Bolton, Jennifer Lynn
MetadataShow full item record
Introduction There has been much discussion on personalised medicine; however use of genotype in risk prediction for coronary heart disease (CHD) has not resulted in appreciable improvements over non-genetic risk factors. The primary aim was to determine whether candidate single nucleotide polymorphisms (SNPs) identified from genome-wide association studies improved prediction of CHD over conventional risk factors (CRF). The secondary aim was to determine whether the use of apolipoproteins or lipoprotein(a) improved risk prediction of CHD. Methods Analyses used the Edinburgh Heart Disease Prevention Study (EHDPS), with 1592 men aged 30-59 and follow-up after 20 years; and the Edinburgh Artery Study (EAS), with 1592 men and women aged 54-75 and 15 years of follow-up. Candidate SNPs were identified by systematic literature reviews. CHD status was evaluated as severe (myocardial infarction or coronary revascularisation), and any (severe CHD, angina or non-specified ischaemic heart disease). Cox proportional hazards models were used to evaluate addition of candidate SNPs or lipids to models containing CRF. Results A group of genome-wide significant SNPs resulted in a non-significant improvement in C-index for severe CHD (0.038, p=0.082), and a significant improvement in C-index for any CHD (0.042, p=0.016); the associated net reclassification improvements (NRI) were 20.5% and 18.7%, respectively.

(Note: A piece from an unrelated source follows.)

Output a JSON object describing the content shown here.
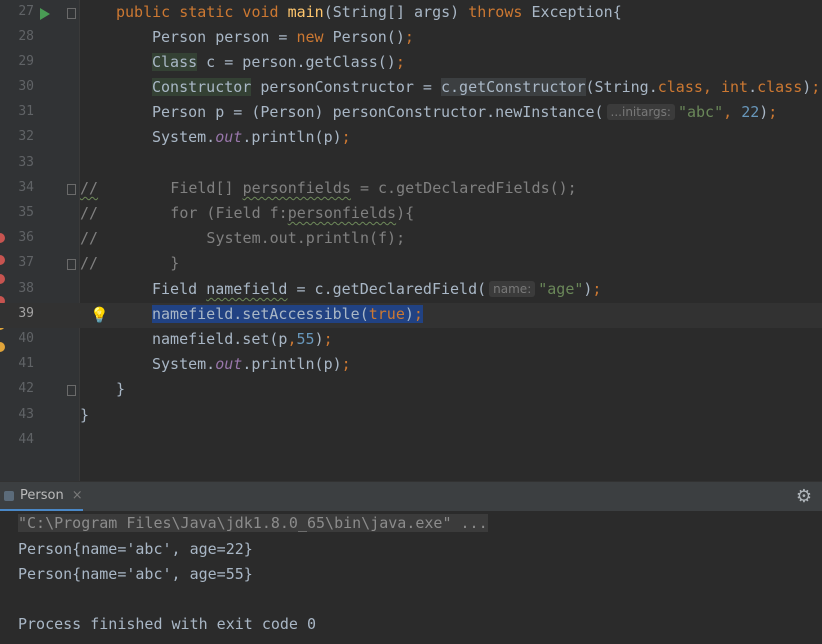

Regression trees identified SNPs that were predictive of the remaining variance after adjusting for CRF; this resulted in a significant improvement in C-index for any CHD (0.031, p=0.008). The NRI were 11.0% and 9.6% for severe and any CHD, respectively. When compared with HDL cholesterol/total cholesterol, apolipoprotein AI/total cholesterol yielded a NRI of 3.3% for severe CHD. Lipoprotein(a) improved prediction of severe CHD, with a non-significant improvement in C-index (0.020, p=0.087), and NRI of 11.8%. Conclusion The results of this study indicate that a well selected group of candidate SNPs can improve risk prediction for CHD over-and-above CRF. The inclusion of lipoprotein(a), along with CRF, appeared to improve prediction of severe CHD, but not any CHD.